**TASK PROMPT:**
In the listing below, tally each line that contains "number". Reply with the total only.
┌────────
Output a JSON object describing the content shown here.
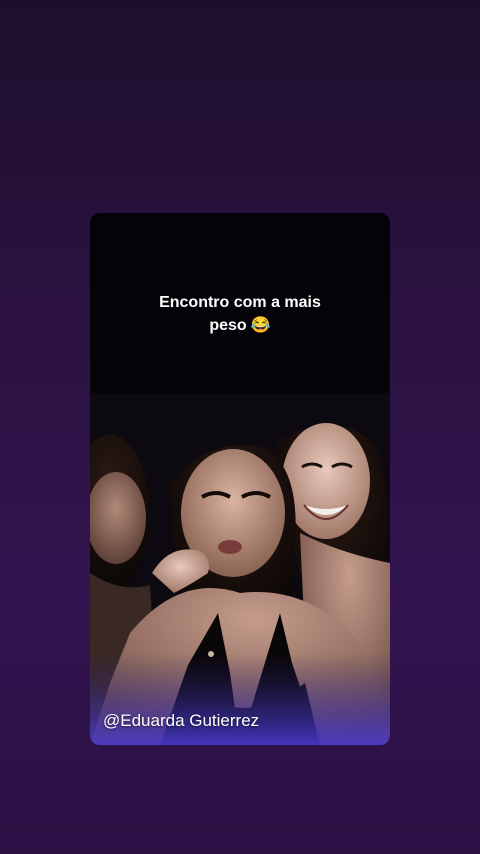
{
  "caption": {
    "line1": "Encontro com a mais",
    "line2": "peso",
    "emoji": "😂"
  },
  "watermark": "@Eduarda Gutierrez",
  "colors": {
    "background_top": "#1d0f2b",
    "background_bottom": "#331450",
    "card_background": "#050208",
    "caption_text": "#ffffff"
  }
}
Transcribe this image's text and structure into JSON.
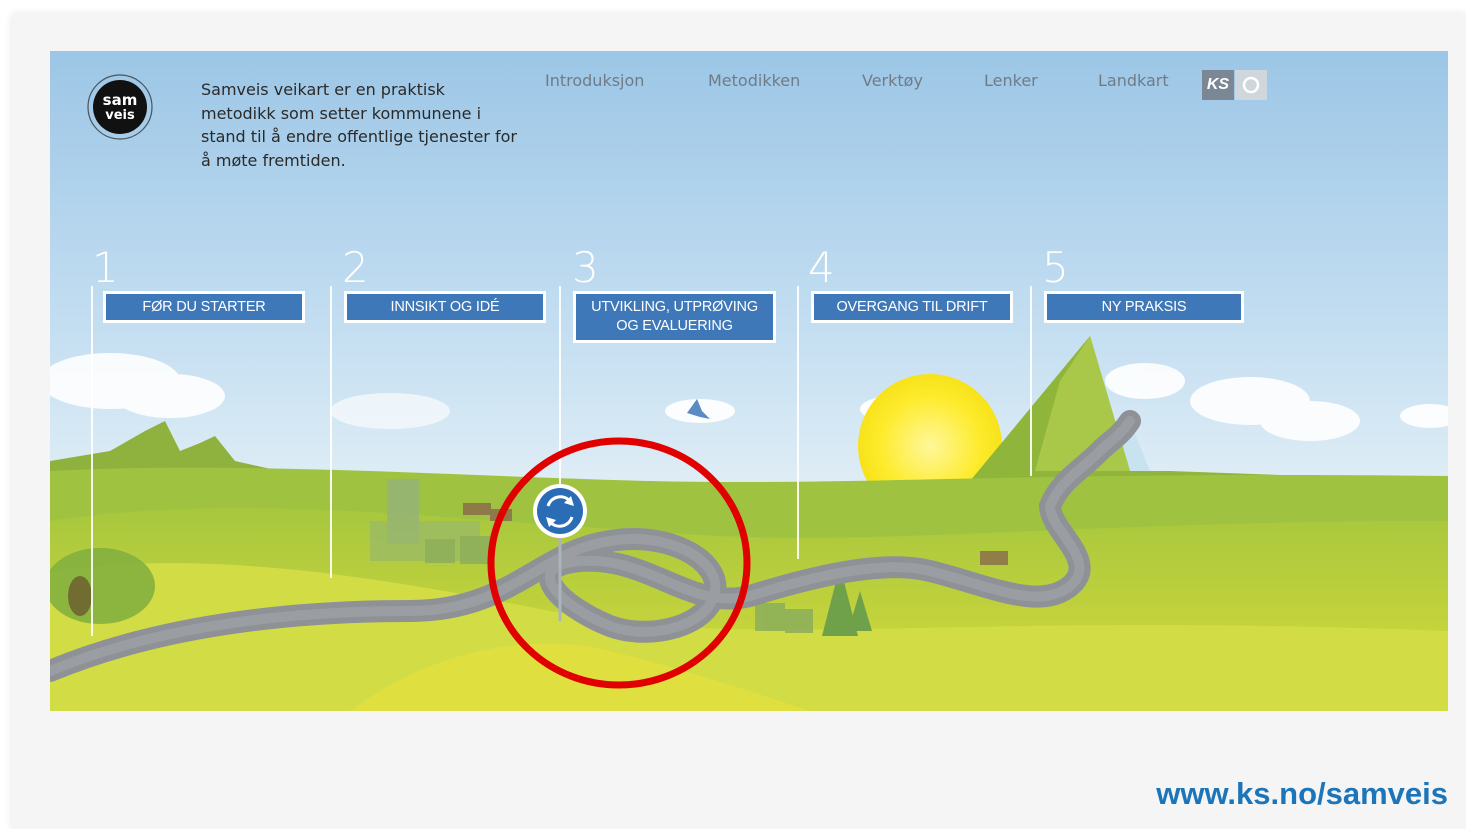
{
  "header": {
    "intro_text": "Samveis veikart er en praktisk metodikk som setter kommunene i stand til å endre offentlige tjenester for å møte fremtiden.",
    "logo_text_top": "sam",
    "logo_text_bottom": "veis",
    "nav": [
      {
        "label": "Introduksjon"
      },
      {
        "label": "Metodikken"
      },
      {
        "label": "Verktøy"
      },
      {
        "label": "Lenker"
      },
      {
        "label": "Landkart"
      }
    ],
    "ks_badge": "KS"
  },
  "steps": [
    {
      "number": "1",
      "label": "FØR DU STARTER"
    },
    {
      "number": "2",
      "label": "INNSIKT OG IDÉ"
    },
    {
      "number": "3",
      "label": "UTVIKLING, UTPRØVING OG EVALUERING"
    },
    {
      "number": "4",
      "label": "OVERGANG TIL DRIFT"
    },
    {
      "number": "5",
      "label": "NY PRAKSIS"
    }
  ],
  "footer": {
    "url": "www.ks.no/samveis"
  },
  "colors": {
    "sky_top": "#9cc6e6",
    "grass": "#c8d94a",
    "road": "#8e9196",
    "step_box": "#3f78b8",
    "highlight_circle": "#e00000",
    "url": "#1b75b8"
  }
}
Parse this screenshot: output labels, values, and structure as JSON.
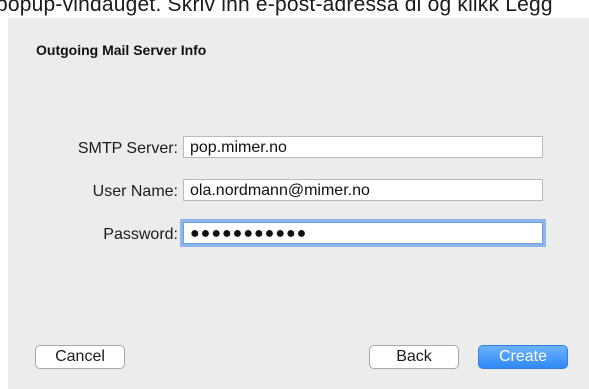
{
  "background_text": "popup-vindauget. Skriv inn e-post-adressa di og klikk Legg",
  "dialog": {
    "heading": "Outgoing Mail Server Info",
    "fields": [
      {
        "label": "SMTP Server:",
        "value": "pop.mimer.no",
        "type": "text",
        "focused": false
      },
      {
        "label": "User Name:",
        "value": "ola.nordmann@mimer.no",
        "type": "text",
        "focused": false
      },
      {
        "label": "Password:",
        "value": "●●●●●●●●●●●",
        "type": "password",
        "focused": true
      }
    ],
    "buttons": {
      "cancel": "Cancel",
      "back": "Back",
      "create": "Create"
    }
  },
  "colors": {
    "dialog_bg": "#ececec",
    "accent": "#2f89f7",
    "focus_ring": "#8fb6ec"
  }
}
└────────
**REPLY TO THE EXERCISE:**
5